**Exercise material**
● ● ● ● ● ● ●

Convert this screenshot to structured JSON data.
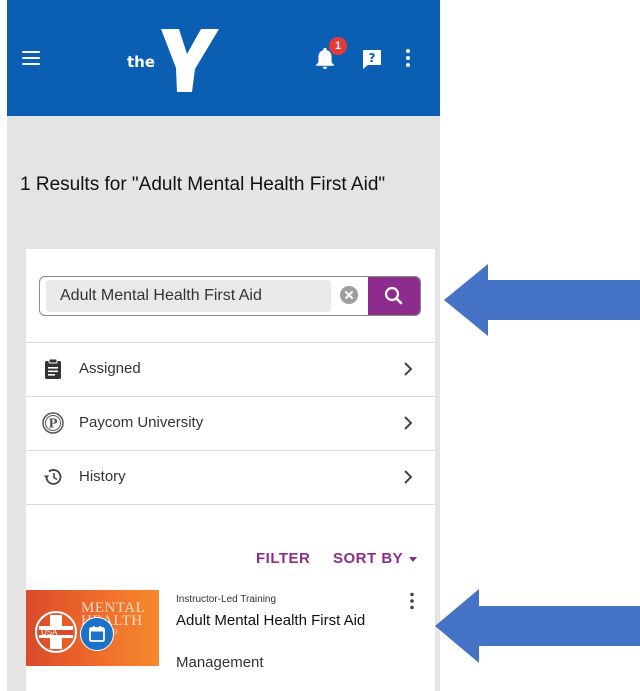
{
  "header": {
    "logo_text": "the",
    "notification_count": "1",
    "icons": [
      "menu-icon",
      "ymca-logo",
      "bell-icon",
      "help-icon",
      "more-vert-icon"
    ]
  },
  "results_title": "1 Results for \"Adult Mental Health First Aid\"",
  "search": {
    "value": "Adult Mental Health First Aid",
    "placeholder": ""
  },
  "nav": {
    "items": [
      {
        "label": "Assigned",
        "icon": "clipboard-icon"
      },
      {
        "label": "Paycom University",
        "icon": "paycom-icon"
      },
      {
        "label": "History",
        "icon": "history-icon"
      }
    ]
  },
  "actions": {
    "filter_label": "FILTER",
    "sort_label": "SORT BY"
  },
  "course": {
    "type": "Instructor-Led Training",
    "title": "Adult Mental Health First Aid",
    "category": "Management",
    "thumb_line1": "MENTAL",
    "thumb_line2": "HEALTH",
    "thumb_line3": "FIRST AID",
    "thumb_usa": "USA"
  },
  "colors": {
    "header": "#0b5fb3",
    "accent": "#8e2c8e",
    "badge": "#e53935",
    "arrow": "#4472c4",
    "thumbnail": "#ef6c2a"
  }
}
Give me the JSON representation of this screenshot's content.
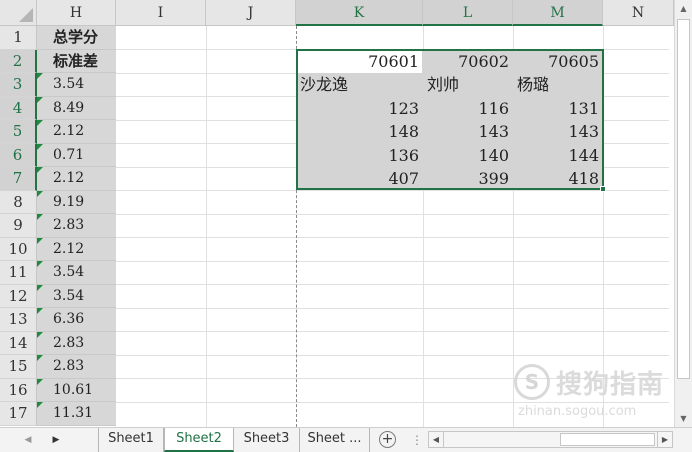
{
  "columns": [
    "H",
    "I",
    "J",
    "K",
    "L",
    "M",
    "N"
  ],
  "rows": [
    "1",
    "2",
    "3",
    "4",
    "5",
    "6",
    "7",
    "8",
    "9",
    "10",
    "11",
    "12",
    "13",
    "14",
    "15",
    "16",
    "17"
  ],
  "col_h": {
    "header1": "总学分",
    "header2": "标准差",
    "values": [
      "3.54",
      "8.49",
      "2.12",
      "0.71",
      "2.12",
      "9.19",
      "2.83",
      "2.12",
      "3.54",
      "3.54",
      "6.36",
      "2.83",
      "2.83",
      "10.61",
      "11.31"
    ]
  },
  "table": {
    "ids": [
      "70601",
      "70602",
      "70605"
    ],
    "names": [
      "沙龙逸",
      "刘帅",
      "杨璐"
    ],
    "rows": [
      [
        "123",
        "116",
        "131"
      ],
      [
        "148",
        "143",
        "143"
      ],
      [
        "136",
        "140",
        "144"
      ],
      [
        "407",
        "399",
        "418"
      ]
    ]
  },
  "sheet_tabs": [
    "Sheet1",
    "Sheet2",
    "Sheet3",
    "Sheet ..."
  ],
  "active_tab": "Sheet2",
  "add_sheet_label": "+",
  "watermark": {
    "glyph": "S",
    "text": "搜狗指南",
    "url": "zhinan.sogou.com"
  },
  "colors": {
    "accent": "#217346",
    "selection_fill": "#d4d4d4",
    "header_fill": "#e6e6e6",
    "comment_marker": "#1e8a3e"
  }
}
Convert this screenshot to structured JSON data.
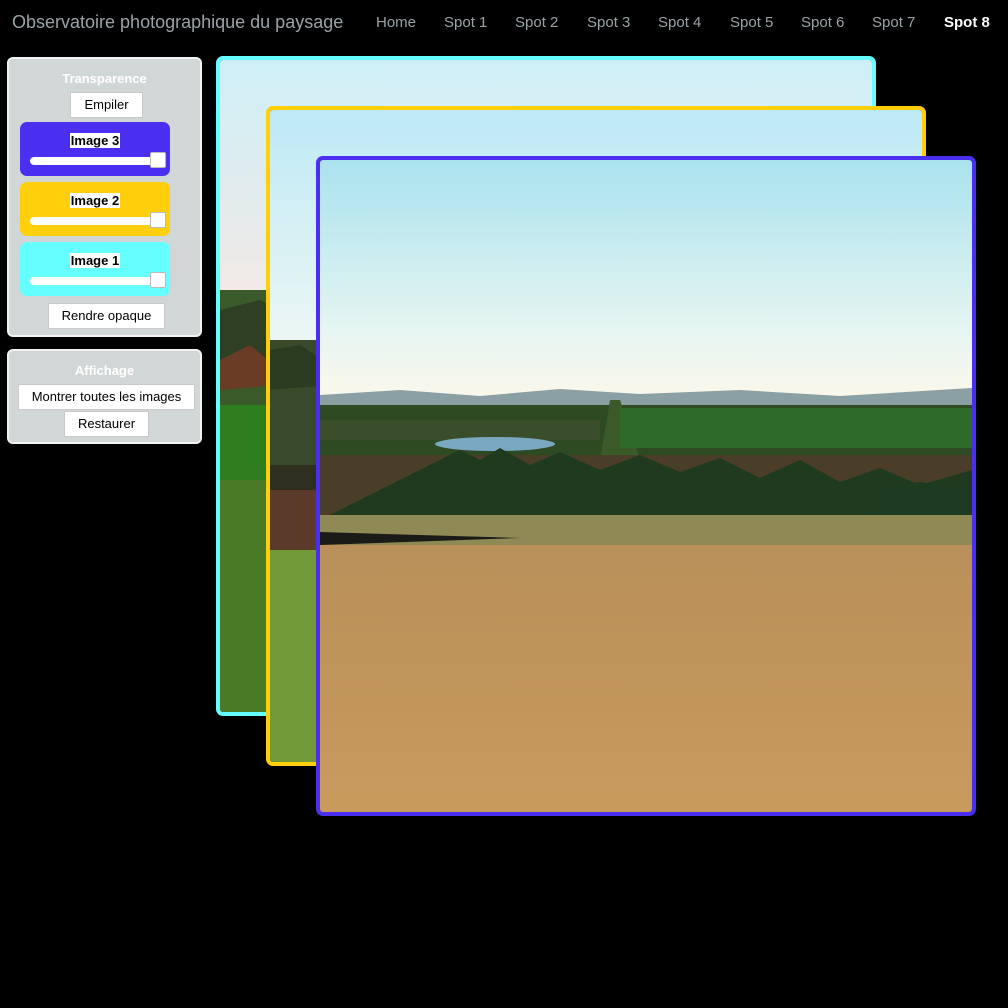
{
  "app": {
    "title": "Observatoire photographique du paysage"
  },
  "nav": {
    "items": [
      {
        "label": "Home",
        "active": false
      },
      {
        "label": "Spot 1",
        "active": false
      },
      {
        "label": "Spot 2",
        "active": false
      },
      {
        "label": "Spot 3",
        "active": false
      },
      {
        "label": "Spot 4",
        "active": false
      },
      {
        "label": "Spot 5",
        "active": false
      },
      {
        "label": "Spot 6",
        "active": false
      },
      {
        "label": "Spot 7",
        "active": false
      },
      {
        "label": "Spot 8",
        "active": true
      }
    ]
  },
  "transparence": {
    "title": "Transparence",
    "stack_button": "Empiler",
    "layers": [
      {
        "label": "Image 3",
        "color": "#4a2ff0",
        "opacity": 1.0
      },
      {
        "label": "Image 2",
        "color": "#ffcf0b",
        "opacity": 1.0
      },
      {
        "label": "Image 1",
        "color": "#66ffff",
        "opacity": 1.0
      }
    ],
    "opaque_button": "Rendre opaque"
  },
  "affichage": {
    "title": "Affichage",
    "show_all_button": "Montrer toutes les images",
    "restore_button": "Restaurer"
  },
  "colors": {
    "image1": "#66ffff",
    "image2": "#ffcf0b",
    "image3": "#4a2ff0",
    "nav_text": "#9aa3a8",
    "panel_bg": "#d1d6d7"
  }
}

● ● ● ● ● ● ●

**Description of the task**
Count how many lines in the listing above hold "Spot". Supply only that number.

**Answer for this exercise**
8